Another Congress is complete and the FIGO HQ team would like to thank everyone who attended and contributed to the important conversations. It was fantastic to see the country teams interacting and learning from one another. Some of the key take away points were:
Optimal use of family planning and birth spacing could avert 32% of maternal deaths
In the year 2000, family planning could have averted 90% of abortion related and 20% of obstetric related mortality and morbidity
Conservatively 1 million of the 11 million deaths in children under 5 could be averted by ensuring that inter-birth intervals are no less than 2 years. Postpartum family planning can play a big role in achieving this.
Based on the experience so far, we believe that expulsion rates for PPIUD can dramatically decrease if providers are trained in the correct technique and have the correct equipment for insertion, especially ensuring use of the CuT 380A. Further evaluation is needed.
Good quality family planning counselling for women in the post-natal period is key to ensuring effective provision of services

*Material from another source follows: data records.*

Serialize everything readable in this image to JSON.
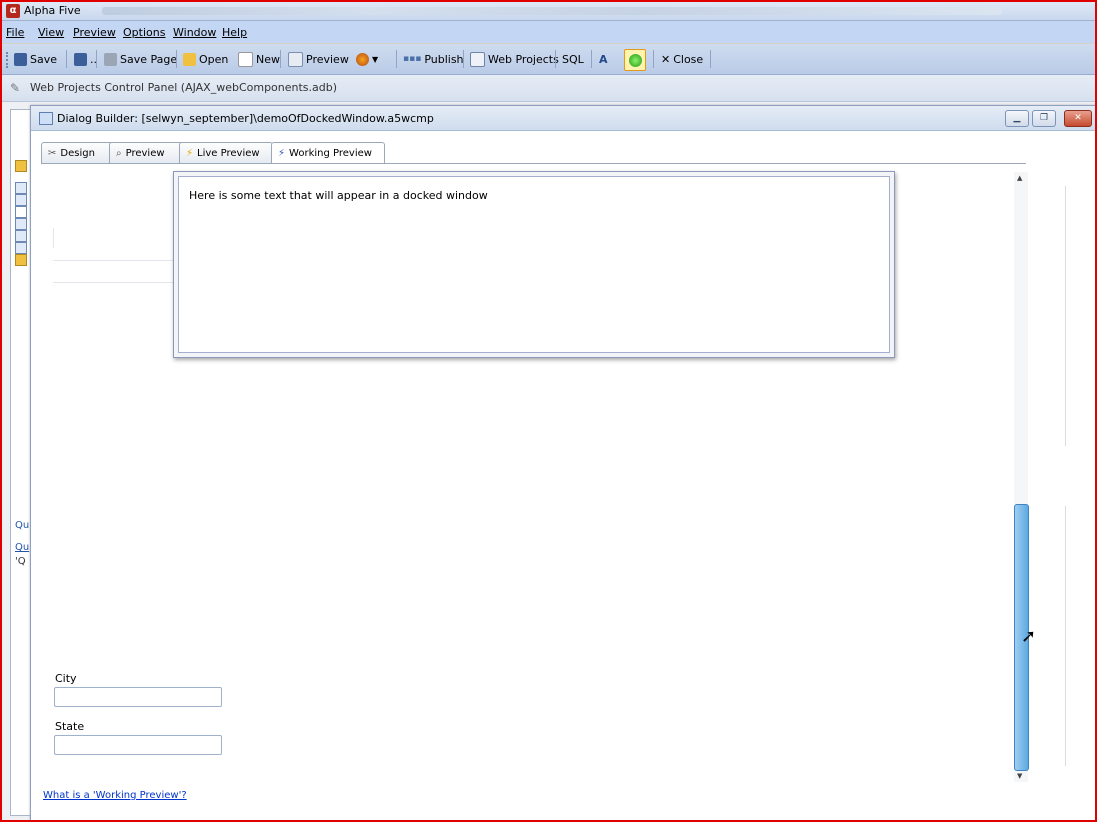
{
  "window": {
    "title": "Alpha Five"
  },
  "menu": {
    "items": [
      "File",
      "View",
      "Preview",
      "Options",
      "Window",
      "Help"
    ]
  },
  "toolbar": {
    "save": "Save",
    "save_page": "Save Page",
    "open": "Open",
    "new": "New",
    "preview": "Preview",
    "publish": "Publish",
    "web_projects": "Web Projects",
    "sql": "SQL",
    "close": "Close"
  },
  "control_panel": {
    "title": "Web Projects Control Panel (AJAX_webComponents.adb)"
  },
  "left_panel": {
    "texts": [
      "Qu",
      "Qu",
      "'Q"
    ]
  },
  "dialog": {
    "title": "Dialog Builder: [selwyn_september]\\demoOfDockedWindow.a5wcmp",
    "tabs": [
      "Design",
      "Preview",
      "Live Preview",
      "Working Preview"
    ],
    "active_tab": "Working Preview",
    "docked_text": "Here is some text that will appear in a docked window",
    "fields": [
      {
        "label": "City",
        "value": ""
      },
      {
        "label": "State",
        "value": ""
      }
    ],
    "help_link": "What is a 'Working Preview'?"
  },
  "icons": {
    "app": "alpha-five-icon",
    "firefox": "firefox-icon",
    "green_status": "green-status-icon"
  }
}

Better advocacy efforts are needed to overcome health professionals’ misconceptions related to PPIUDs
There is a strong need for public promotion of the advantages of PPIUD

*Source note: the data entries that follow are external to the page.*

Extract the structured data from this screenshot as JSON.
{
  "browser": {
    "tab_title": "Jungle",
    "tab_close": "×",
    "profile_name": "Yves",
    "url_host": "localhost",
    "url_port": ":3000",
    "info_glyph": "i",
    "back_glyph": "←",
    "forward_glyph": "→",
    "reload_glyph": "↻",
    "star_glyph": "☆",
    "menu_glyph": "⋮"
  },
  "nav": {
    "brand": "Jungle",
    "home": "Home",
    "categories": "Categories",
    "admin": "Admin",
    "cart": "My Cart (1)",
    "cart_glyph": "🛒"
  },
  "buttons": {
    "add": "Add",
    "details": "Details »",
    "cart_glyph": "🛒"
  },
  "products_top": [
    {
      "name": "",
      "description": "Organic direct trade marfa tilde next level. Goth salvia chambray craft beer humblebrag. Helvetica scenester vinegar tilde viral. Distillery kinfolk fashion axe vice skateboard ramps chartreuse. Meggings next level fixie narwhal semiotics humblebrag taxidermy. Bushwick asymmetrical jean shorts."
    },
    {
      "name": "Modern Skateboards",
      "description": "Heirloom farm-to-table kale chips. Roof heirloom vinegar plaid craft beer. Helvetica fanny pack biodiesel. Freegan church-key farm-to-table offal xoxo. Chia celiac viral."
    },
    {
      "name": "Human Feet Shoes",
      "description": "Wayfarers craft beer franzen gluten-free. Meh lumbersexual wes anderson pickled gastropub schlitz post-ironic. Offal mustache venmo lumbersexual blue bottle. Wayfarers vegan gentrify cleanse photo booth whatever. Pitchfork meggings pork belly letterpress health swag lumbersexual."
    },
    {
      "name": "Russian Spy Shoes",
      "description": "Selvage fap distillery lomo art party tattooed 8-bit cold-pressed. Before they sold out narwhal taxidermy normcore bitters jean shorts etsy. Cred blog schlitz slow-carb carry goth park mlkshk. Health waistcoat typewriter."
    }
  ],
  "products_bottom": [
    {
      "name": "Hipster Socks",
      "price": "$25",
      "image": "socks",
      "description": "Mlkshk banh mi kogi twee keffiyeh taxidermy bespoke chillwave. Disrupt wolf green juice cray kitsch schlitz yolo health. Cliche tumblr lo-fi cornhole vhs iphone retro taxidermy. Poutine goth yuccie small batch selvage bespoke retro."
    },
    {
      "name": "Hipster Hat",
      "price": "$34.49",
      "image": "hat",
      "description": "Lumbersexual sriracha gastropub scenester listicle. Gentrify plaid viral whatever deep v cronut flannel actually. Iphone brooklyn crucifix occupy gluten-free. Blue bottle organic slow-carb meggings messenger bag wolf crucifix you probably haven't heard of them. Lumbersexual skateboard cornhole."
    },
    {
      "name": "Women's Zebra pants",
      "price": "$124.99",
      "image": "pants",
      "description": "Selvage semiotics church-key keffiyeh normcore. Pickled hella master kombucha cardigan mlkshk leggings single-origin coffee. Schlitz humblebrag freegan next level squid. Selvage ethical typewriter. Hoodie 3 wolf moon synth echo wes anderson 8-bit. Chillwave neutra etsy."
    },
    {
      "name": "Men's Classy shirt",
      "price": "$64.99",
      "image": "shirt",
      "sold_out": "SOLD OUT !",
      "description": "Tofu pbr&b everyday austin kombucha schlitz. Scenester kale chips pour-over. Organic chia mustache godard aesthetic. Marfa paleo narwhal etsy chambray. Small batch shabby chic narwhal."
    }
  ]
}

The PPIUD initiative is being implemented in Tanzania in 6 hospitals – Muhimbili, Mbeya, Tumbi-Pwani, Sekou-Toure, Dodoma and Mount Meru, well as their respective satellite clinics. As Tanzania is part of the Harvard research, all facilities will conduct 3 months of baseline data collection before the intervention arm of the project begins.
The Tanzania country team worked tirelessly to deliver a very successful training for their data collection officers from 7th-15th December. Thirty-eight DCOs were trained to use the CommCare app and conduct interviews.
The AGOTA and MDH teams also underwent training in problem solving and data exportation using CommCare HQ.
Baseline data collection started on Wednesday 16th December and will continue for three months followed by the start of the provision of services in the intervention arm and ongoing data collection.
Congratulations to all the country teams as this marks the completion of data collection training in all countries!
Data Collection Trainees watch their colleagues practice interviewing
A few key changes in training and implementation can dramatically reduce expulsion rates for PPIUDs. Ensure that you:
1: Use the proper instruments – The use of Kelly’s forceps ensures easier placement of the PPUID at the top of the fundus.
2: Use the correct IUD – Ensure that the Cu T380A (pictured top right) is used for postpartum insertion. One facility in the initiative reported that there was an increased tendency for expulsion when CU 375 (pictured bottom right) was used in the postpartum period. This may be due to the pliable wings and contractile postpartum uterus.
3: Adequate and repeated training – Facility coordinators should ensure that all staff are sufficiently trained to insert PPIUDs and that refresher training is given if providers are unsure of the right technique.
PPIUD Follow-Up - Dr de Caestecker Health professionals from all 6 countries contributed to FIGO’s research on PPIUD follow-up procedures. This has helped us to understand better the follow-up procedure for women who have a PPIUD but whose threads cannot be seen.
Watch this space as the full report will be shared soon.
CLELAND, J. SHAH, I and DANIELE, M. (2015) Interventions to Improve Postpartum Family Planning in Low and Middle Income Countries: Program Implications and Research Priorities. Available from http://onlinelibrary.wiley.com/doi/10.1111/j.1728-4465.2015.00041.x/abstract [Accessed 6th January 2016] Assesses strategies for implementing post-partum family planning in differing contexts.